The reason, he thinks, is that “most of them are aimed at a luxury traveler, who can go to Paris and stay in a 400-dollar-a-night hotel and eat a 200-dollar meal.” Even the airlines in-flight magazines are “geared toward the business and first-class cabins.”
Whereas Thompson, 37, believes there`s a “new travel culture,” spearheaded by the type of people who book their trips online. The type who travel at various price points, even within the same vacation. Thompson uses himself as an example: “I went to New Zealand for ten days, and stayed a few nights in government-run cabins for $5 a night—an `adventure vacation.` Then with the money I saved, I shelled out $180 a night for a hotel in Auckland and splurged on dinner, so I was a `luxury traveler.` That`s how people travel these days.”

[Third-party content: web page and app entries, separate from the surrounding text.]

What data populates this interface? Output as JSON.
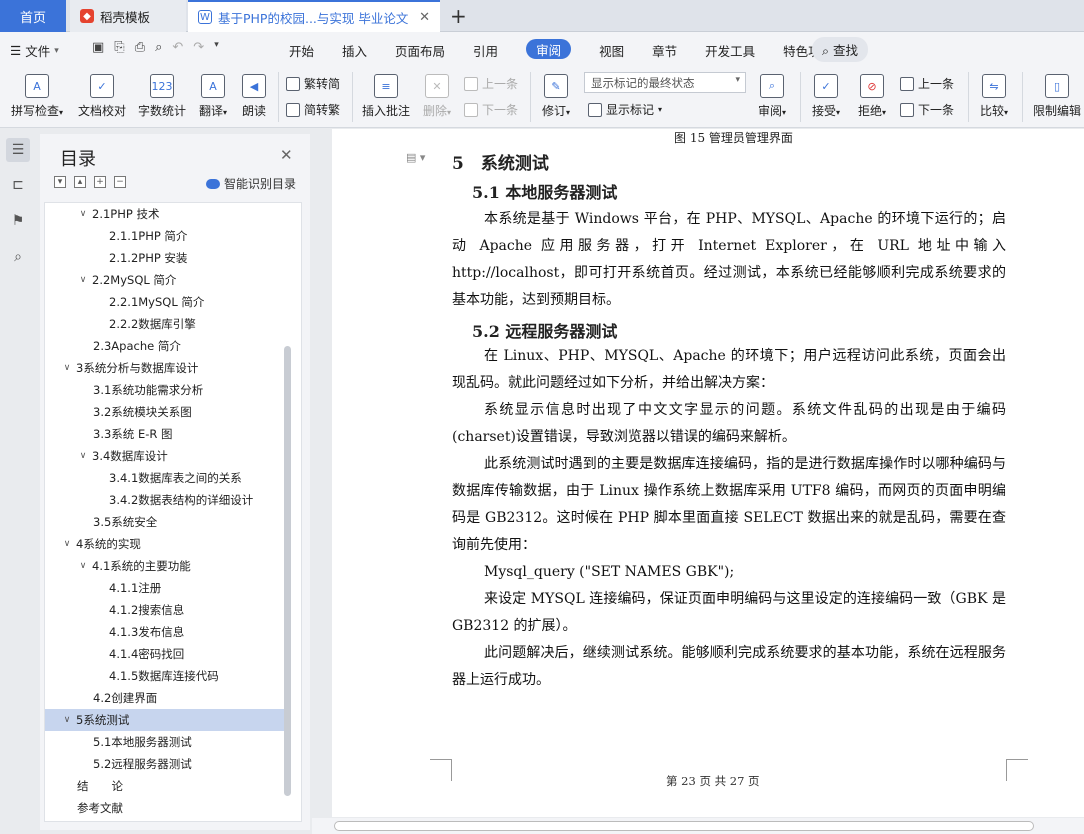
{
  "tabs": {
    "home": "首页",
    "template": "稻壳模板",
    "doc": "基于PHP的校园...与实现 毕业论文"
  },
  "menu": {
    "file": "文件",
    "items": [
      "开始",
      "插入",
      "页面布局",
      "引用",
      "审阅",
      "视图",
      "章节",
      "开发工具",
      "特色功能"
    ],
    "active_index": 4,
    "search": "查找"
  },
  "ribbon": {
    "spell": "拼写检查",
    "proof": "文档校对",
    "count": "字数统计",
    "translate": "翻译",
    "read": "朗读",
    "trad": "繁转简",
    "simp": "简转繁",
    "insert_comment": "插入批注",
    "delete": "删除",
    "prev_comment": "上一条",
    "next_comment": "下一条",
    "revise": "修订",
    "markup_state": "显示标记的最终状态",
    "show_markup": "显示标记",
    "review": "审阅",
    "accept": "接受",
    "reject": "拒绝",
    "prev_change": "上一条",
    "next_change": "下一条",
    "compare": "比较",
    "restrict": "限制编辑"
  },
  "toc": {
    "title": "目录",
    "smart": "智能识别目录",
    "items": [
      {
        "label": "2.1PHP 技术",
        "level": 2,
        "chev": true
      },
      {
        "label": "2.1.1PHP 简介",
        "level": 3,
        "chev": false
      },
      {
        "label": "2.1.2PHP 安装",
        "level": 3,
        "chev": false
      },
      {
        "label": "2.2MySQL 简介",
        "level": 2,
        "chev": true
      },
      {
        "label": "2.2.1MySQL 简介",
        "level": 3,
        "chev": false
      },
      {
        "label": "2.2.2数据库引擎",
        "level": 3,
        "chev": false
      },
      {
        "label": "2.3Apache 简介",
        "level": 2,
        "chev": false
      },
      {
        "label": "3系统分析与数据库设计",
        "level": 1,
        "chev": true
      },
      {
        "label": "3.1系统功能需求分析",
        "level": 2,
        "chev": false
      },
      {
        "label": "3.2系统模块关系图",
        "level": 2,
        "chev": false
      },
      {
        "label": "3.3系统 E-R 图",
        "level": 2,
        "chev": false
      },
      {
        "label": "3.4数据库设计",
        "level": 2,
        "chev": true
      },
      {
        "label": "3.4.1数据库表之间的关系",
        "level": 3,
        "chev": false
      },
      {
        "label": "3.4.2数据表结构的详细设计",
        "level": 3,
        "chev": false
      },
      {
        "label": "3.5系统安全",
        "level": 2,
        "chev": false
      },
      {
        "label": "4系统的实现",
        "level": 1,
        "chev": true
      },
      {
        "label": "4.1系统的主要功能",
        "level": 2,
        "chev": true
      },
      {
        "label": "4.1.1注册",
        "level": 3,
        "chev": false
      },
      {
        "label": "4.1.2搜索信息",
        "level": 3,
        "chev": false
      },
      {
        "label": "4.1.3发布信息",
        "level": 3,
        "chev": false
      },
      {
        "label": "4.1.4密码找回",
        "level": 3,
        "chev": false
      },
      {
        "label": "4.1.5数据库连接代码",
        "level": 3,
        "chev": false
      },
      {
        "label": "4.2创建界面",
        "level": 2,
        "chev": false
      },
      {
        "label": "5系统测试",
        "level": 1,
        "chev": true,
        "selected": true
      },
      {
        "label": "5.1本地服务器测试",
        "level": 2,
        "chev": false
      },
      {
        "label": "5.2远程服务器测试",
        "level": 2,
        "chev": false
      },
      {
        "label": "结　　论",
        "level": 1,
        "chev": false
      },
      {
        "label": "参考文献",
        "level": 1,
        "chev": false
      }
    ]
  },
  "doc": {
    "caption": "图 15 管理员管理界面",
    "h1": "5　系统测试",
    "h2a": "5.1 本地服务器测试",
    "p1": "本系统是基于 Windows 平台，在 PHP、MYSQL、Apache 的环境下运行的；启动 Apache 应用服务器，打开 Internet Explorer，在 URL 地址中输入 http://localhost，即可打开系统首页。经过测试，本系统已经能够顺利完成系统要求的基本功能，达到预期目标。",
    "h2b": "5.2 远程服务器测试",
    "p2": "在 Linux、PHP、MYSQL、Apache 的环境下；用户远程访问此系统，页面会出现乱码。就此问题经过如下分析，并给出解决方案：",
    "p3": "系统显示信息时出现了中文文字显示的问题。系统文件乱码的出现是由于编码(charset)设置错误，导致浏览器以错误的编码来解析。",
    "p4": "此系统测试时遇到的主要是数据库连接编码，指的是进行数据库操作时以哪种编码与数据库传输数据，由于 Linux 操作系统上数据库采用 UTF8 编码，而网页的页面申明编码是 GB2312。这时候在 PHP 脚本里面直接 SELECT 数据出来的就是乱码，需要在查询前先使用：",
    "p5": "Mysql_query (\"SET NAMES GBK\");",
    "p6": "来设定 MYSQL 连接编码，保证页面申明编码与这里设定的连接编码一致（GBK 是 GB2312 的扩展）。",
    "p7": "此问题解决后，继续测试系统。能够顺利完成系统要求的基本功能，系统在远程服务器上运行成功。",
    "page_footer": "第 23 页 共 27 页"
  }
}
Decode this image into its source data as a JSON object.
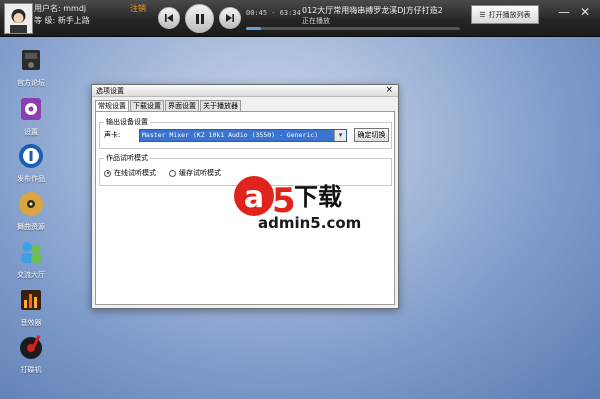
{
  "user": {
    "name_line": "用户名: mmdj",
    "level_line": "等  级: 新手上路",
    "logout": "注销"
  },
  "player": {
    "time": "00:45 - 63:34",
    "song": "012大厅常用嗨串搏罗龙溪DJ方仔打造2",
    "status": "正在播放",
    "progress": 0.07,
    "playlist_button": "打开播放列表"
  },
  "window_controls": {
    "minimize": "—",
    "close": "✕"
  },
  "sidebar": {
    "items": [
      {
        "label": "官方论坛",
        "icon": "forum-icon"
      },
      {
        "label": "设置",
        "icon": "settings-icon"
      },
      {
        "label": "发布作品",
        "icon": "upload-icon"
      },
      {
        "label": "舞曲资源",
        "icon": "music-icon"
      },
      {
        "label": "交流大厅",
        "icon": "chat-icon"
      },
      {
        "label": "音效器",
        "icon": "equalizer-icon"
      },
      {
        "label": "打碟机",
        "icon": "turntable-icon"
      }
    ]
  },
  "dialog": {
    "title": "选项设置",
    "close": "×",
    "tabs": [
      "常规设置",
      "下载设置",
      "界面设置",
      "关于播放器"
    ],
    "output_group": {
      "title": "输出设备设置",
      "card_label": "声卡:",
      "device": "Master Mixer (KZ 10k1 Audio (3550) - Generic)",
      "confirm": "确定切换"
    },
    "preview_group": {
      "title": "作品试听模式",
      "options": [
        {
          "label": "在线试听模式",
          "selected": true
        },
        {
          "label": "缓存试听模式",
          "selected": false
        }
      ]
    }
  },
  "watermark": {
    "title": "下载",
    "letter": "a",
    "digit": "5",
    "url": "admin5.com"
  },
  "colors": {
    "accent": "#3b74d0",
    "logout": "#ff9a1a",
    "watermark": "#e1241b"
  }
}
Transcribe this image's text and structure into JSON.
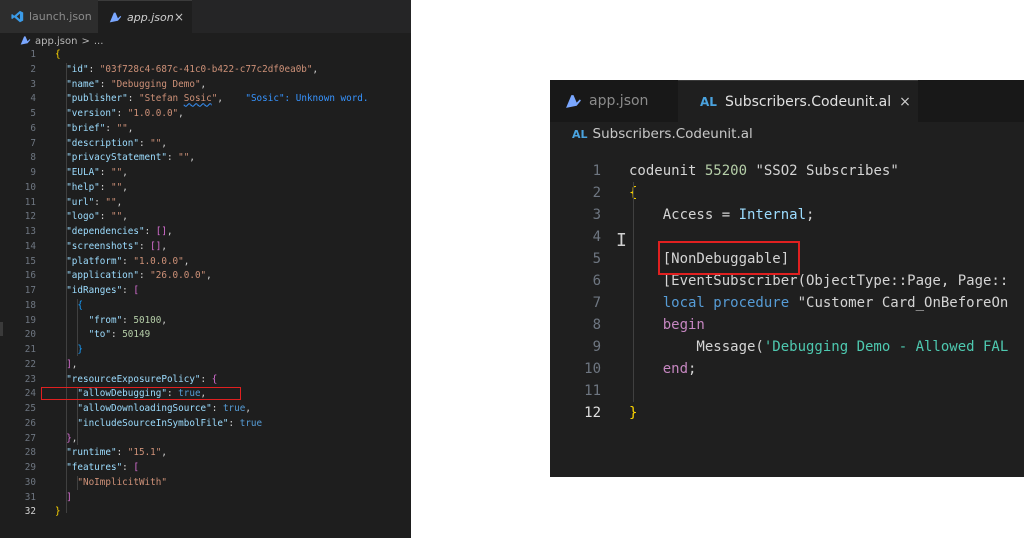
{
  "left_editor": {
    "tabs": [
      {
        "label": "launch.json",
        "icon": "vscode-icon",
        "active": false
      },
      {
        "label": "app.json",
        "icon": "al-file-icon",
        "active": true
      }
    ],
    "close_glyph": "×",
    "breadcrumb": {
      "file": "app.json",
      "separator": ">",
      "rest": "..."
    },
    "line_numbers": [
      "1",
      "2",
      "3",
      "4",
      "5",
      "6",
      "7",
      "8",
      "9",
      "10",
      "11",
      "12",
      "13",
      "14",
      "15",
      "16",
      "17",
      "18",
      "19",
      "20",
      "21",
      "22",
      "23",
      "24",
      "25",
      "26",
      "27",
      "28",
      "29",
      "30",
      "31",
      "32"
    ],
    "active_line": "32",
    "lines": [
      [
        {
          "t": "{",
          "c": "br1"
        }
      ],
      [
        {
          "t": "  \"id\"",
          "c": "key"
        },
        {
          "t": ": ",
          "c": "pun"
        },
        {
          "t": "\"03f728c4-687c-41c0-b422-c77c2df0ea0b\"",
          "c": "str"
        },
        {
          "t": ",",
          "c": "pun"
        }
      ],
      [
        {
          "t": "  \"name\"",
          "c": "key"
        },
        {
          "t": ": ",
          "c": "pun"
        },
        {
          "t": "\"Debugging Demo\"",
          "c": "str"
        },
        {
          "t": ",",
          "c": "pun"
        }
      ],
      [
        {
          "t": "  \"publisher\"",
          "c": "key"
        },
        {
          "t": ": ",
          "c": "pun"
        },
        {
          "t": "\"Stefan ",
          "c": "str"
        },
        {
          "t": "Sosic",
          "c": "str squig"
        },
        {
          "t": "\"",
          "c": "str"
        },
        {
          "t": ",",
          "c": "pun"
        },
        {
          "t": "    \"Sosic\": Unknown word.",
          "c": "warn"
        }
      ],
      [
        {
          "t": "  \"version\"",
          "c": "key"
        },
        {
          "t": ": ",
          "c": "pun"
        },
        {
          "t": "\"1.0.0.0\"",
          "c": "str"
        },
        {
          "t": ",",
          "c": "pun"
        }
      ],
      [
        {
          "t": "  \"brief\"",
          "c": "key"
        },
        {
          "t": ": ",
          "c": "pun"
        },
        {
          "t": "\"\"",
          "c": "str"
        },
        {
          "t": ",",
          "c": "pun"
        }
      ],
      [
        {
          "t": "  \"description\"",
          "c": "key"
        },
        {
          "t": ": ",
          "c": "pun"
        },
        {
          "t": "\"\"",
          "c": "str"
        },
        {
          "t": ",",
          "c": "pun"
        }
      ],
      [
        {
          "t": "  \"privacyStatement\"",
          "c": "key"
        },
        {
          "t": ": ",
          "c": "pun"
        },
        {
          "t": "\"\"",
          "c": "str"
        },
        {
          "t": ",",
          "c": "pun"
        }
      ],
      [
        {
          "t": "  \"EULA\"",
          "c": "key"
        },
        {
          "t": ": ",
          "c": "pun"
        },
        {
          "t": "\"\"",
          "c": "str"
        },
        {
          "t": ",",
          "c": "pun"
        }
      ],
      [
        {
          "t": "  \"help\"",
          "c": "key"
        },
        {
          "t": ": ",
          "c": "pun"
        },
        {
          "t": "\"\"",
          "c": "str"
        },
        {
          "t": ",",
          "c": "pun"
        }
      ],
      [
        {
          "t": "  \"url\"",
          "c": "key"
        },
        {
          "t": ": ",
          "c": "pun"
        },
        {
          "t": "\"\"",
          "c": "str"
        },
        {
          "t": ",",
          "c": "pun"
        }
      ],
      [
        {
          "t": "  \"logo\"",
          "c": "key"
        },
        {
          "t": ": ",
          "c": "pun"
        },
        {
          "t": "\"\"",
          "c": "str"
        },
        {
          "t": ",",
          "c": "pun"
        }
      ],
      [
        {
          "t": "  \"dependencies\"",
          "c": "key"
        },
        {
          "t": ": ",
          "c": "pun"
        },
        {
          "t": "[]",
          "c": "br2"
        },
        {
          "t": ",",
          "c": "pun"
        }
      ],
      [
        {
          "t": "  \"screenshots\"",
          "c": "key"
        },
        {
          "t": ": ",
          "c": "pun"
        },
        {
          "t": "[]",
          "c": "br2"
        },
        {
          "t": ",",
          "c": "pun"
        }
      ],
      [
        {
          "t": "  \"platform\"",
          "c": "key"
        },
        {
          "t": ": ",
          "c": "pun"
        },
        {
          "t": "\"1.0.0.0\"",
          "c": "str"
        },
        {
          "t": ",",
          "c": "pun"
        }
      ],
      [
        {
          "t": "  \"application\"",
          "c": "key"
        },
        {
          "t": ": ",
          "c": "pun"
        },
        {
          "t": "\"26.0.0.0\"",
          "c": "str"
        },
        {
          "t": ",",
          "c": "pun"
        }
      ],
      [
        {
          "t": "  \"idRanges\"",
          "c": "key"
        },
        {
          "t": ": ",
          "c": "pun"
        },
        {
          "t": "[",
          "c": "br2"
        }
      ],
      [
        {
          "t": "    {",
          "c": "br3"
        }
      ],
      [
        {
          "t": "      \"from\"",
          "c": "key"
        },
        {
          "t": ": ",
          "c": "pun"
        },
        {
          "t": "50100",
          "c": "num"
        },
        {
          "t": ",",
          "c": "pun"
        }
      ],
      [
        {
          "t": "      \"to\"",
          "c": "key"
        },
        {
          "t": ": ",
          "c": "pun"
        },
        {
          "t": "50149",
          "c": "num"
        }
      ],
      [
        {
          "t": "    }",
          "c": "br3"
        }
      ],
      [
        {
          "t": "  ]",
          "c": "br2"
        },
        {
          "t": ",",
          "c": "pun"
        }
      ],
      [
        {
          "t": "  \"resourceExposurePolicy\"",
          "c": "key"
        },
        {
          "t": ": ",
          "c": "pun"
        },
        {
          "t": "{",
          "c": "br2"
        }
      ],
      [
        {
          "t": "    \"allowDebugging\"",
          "c": "key"
        },
        {
          "t": ": ",
          "c": "pun"
        },
        {
          "t": "true",
          "c": "bool"
        },
        {
          "t": ",",
          "c": "pun"
        }
      ],
      [
        {
          "t": "    \"allowDownloadingSource\"",
          "c": "key"
        },
        {
          "t": ": ",
          "c": "pun"
        },
        {
          "t": "true",
          "c": "bool"
        },
        {
          "t": ",",
          "c": "pun"
        }
      ],
      [
        {
          "t": "    \"includeSourceInSymbolFile\"",
          "c": "key"
        },
        {
          "t": ": ",
          "c": "pun"
        },
        {
          "t": "true",
          "c": "bool"
        }
      ],
      [
        {
          "t": "  }",
          "c": "br2"
        },
        {
          "t": ",",
          "c": "pun"
        }
      ],
      [
        {
          "t": "  \"runtime\"",
          "c": "key"
        },
        {
          "t": ": ",
          "c": "pun"
        },
        {
          "t": "\"15.1\"",
          "c": "str"
        },
        {
          "t": ",",
          "c": "pun"
        }
      ],
      [
        {
          "t": "  \"features\"",
          "c": "key"
        },
        {
          "t": ": ",
          "c": "pun"
        },
        {
          "t": "[",
          "c": "br2"
        }
      ],
      [
        {
          "t": "    \"NoImplicitWith\"",
          "c": "str"
        }
      ],
      [
        {
          "t": "  ]",
          "c": "br2"
        }
      ],
      [
        {
          "t": "}",
          "c": "br1"
        }
      ]
    ],
    "colors": {
      "background": "#1e1e1e",
      "highlight_box": "#e02020"
    }
  },
  "right_editor": {
    "tabs": [
      {
        "label": "app.json",
        "icon": "al-file-icon",
        "active": false
      },
      {
        "label": "Subscribers.Codeunit.al",
        "icon": "al-badge",
        "badge": "AL",
        "active": true
      }
    ],
    "close_glyph": "×",
    "breadcrumb": {
      "badge": "AL",
      "file": "Subscribers.Codeunit.al"
    },
    "line_numbers": [
      "1",
      "2",
      "3",
      "4",
      "5",
      "6",
      "7",
      "8",
      "9",
      "10",
      "11",
      "12"
    ],
    "active_line": "12",
    "lines": [
      [
        {
          "t": "codeunit ",
          "c": "pun"
        },
        {
          "t": "55200",
          "c": "nm"
        },
        {
          "t": " ",
          "c": "pun"
        },
        {
          "t": "\"SSO2 Subscribes\"",
          "c": "pun"
        }
      ],
      [
        {
          "t": "{",
          "c": "br1"
        }
      ],
      [
        {
          "t": "    Access = ",
          "c": "pun"
        },
        {
          "t": "Internal",
          "c": "ident"
        },
        {
          "t": ";",
          "c": "pun"
        }
      ],
      [
        {
          "t": "",
          "c": "pun"
        }
      ],
      [
        {
          "t": "    [NonDebuggable]",
          "c": "pun"
        }
      ],
      [
        {
          "t": "    [EventSubscriber(ObjectType::Page, Page::",
          "c": "pun"
        }
      ],
      [
        {
          "t": "    ",
          "c": "pun"
        },
        {
          "t": "local procedure",
          "c": "kw"
        },
        {
          "t": " \"Customer Card_OnBeforeOn",
          "c": "pun"
        }
      ],
      [
        {
          "t": "    ",
          "c": "pun"
        },
        {
          "t": "begin",
          "c": "kw2"
        }
      ],
      [
        {
          "t": "        Message(",
          "c": "pun"
        },
        {
          "t": "'Debugging Demo - Allowed FAL",
          "c": "sgl"
        }
      ],
      [
        {
          "t": "    ",
          "c": "pun"
        },
        {
          "t": "end",
          "c": "kw2"
        },
        {
          "t": ";",
          "c": "pun"
        }
      ],
      [
        {
          "t": "",
          "c": "pun"
        }
      ],
      [
        {
          "t": "}",
          "c": "br1"
        }
      ]
    ],
    "colors": {
      "background": "#1f1f1f",
      "highlight_box": "#e02020"
    }
  }
}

So, flying in the face of the conventional wisdom, Travelocity mixes stories for the adventure traveler, the budget traveler, the business traveler, the high-end traveler—and the hip traveler: “We`re the only travel magazine to illustrate a story promoting Southern California with a photo of [deceased rapper]Tupac[Shakur],” Thompson asserts.
He`s also used humorous writers like Joe Queenan and regular columnist Jack Boulware (founder of The Nose), and started columns about extreme travelers, love and travel, and expatriates. And, feeling men are underserved by the genre, he`s featuring a sports-related story each month, like a list of golf courses in Ireland or a last-minute guide to attending the NCAA basketball tournament.
Thompson stresses that he likes travel magazines: “When a writer takes you to a place you`ve never been, there`s nothing better. But I don`t like the `voyage of personal discovery,` introspective navel-gazing travel writing—`I went and did this great thing and you didn`t.` “
Thompson, 37, is a veteran of the genre. He grew up in Juneau, Alaska, a city approachable only by airplane; he recalls going for two or three-year stretches where he never left town. “People talk about cabin fever, but it never bothered me.”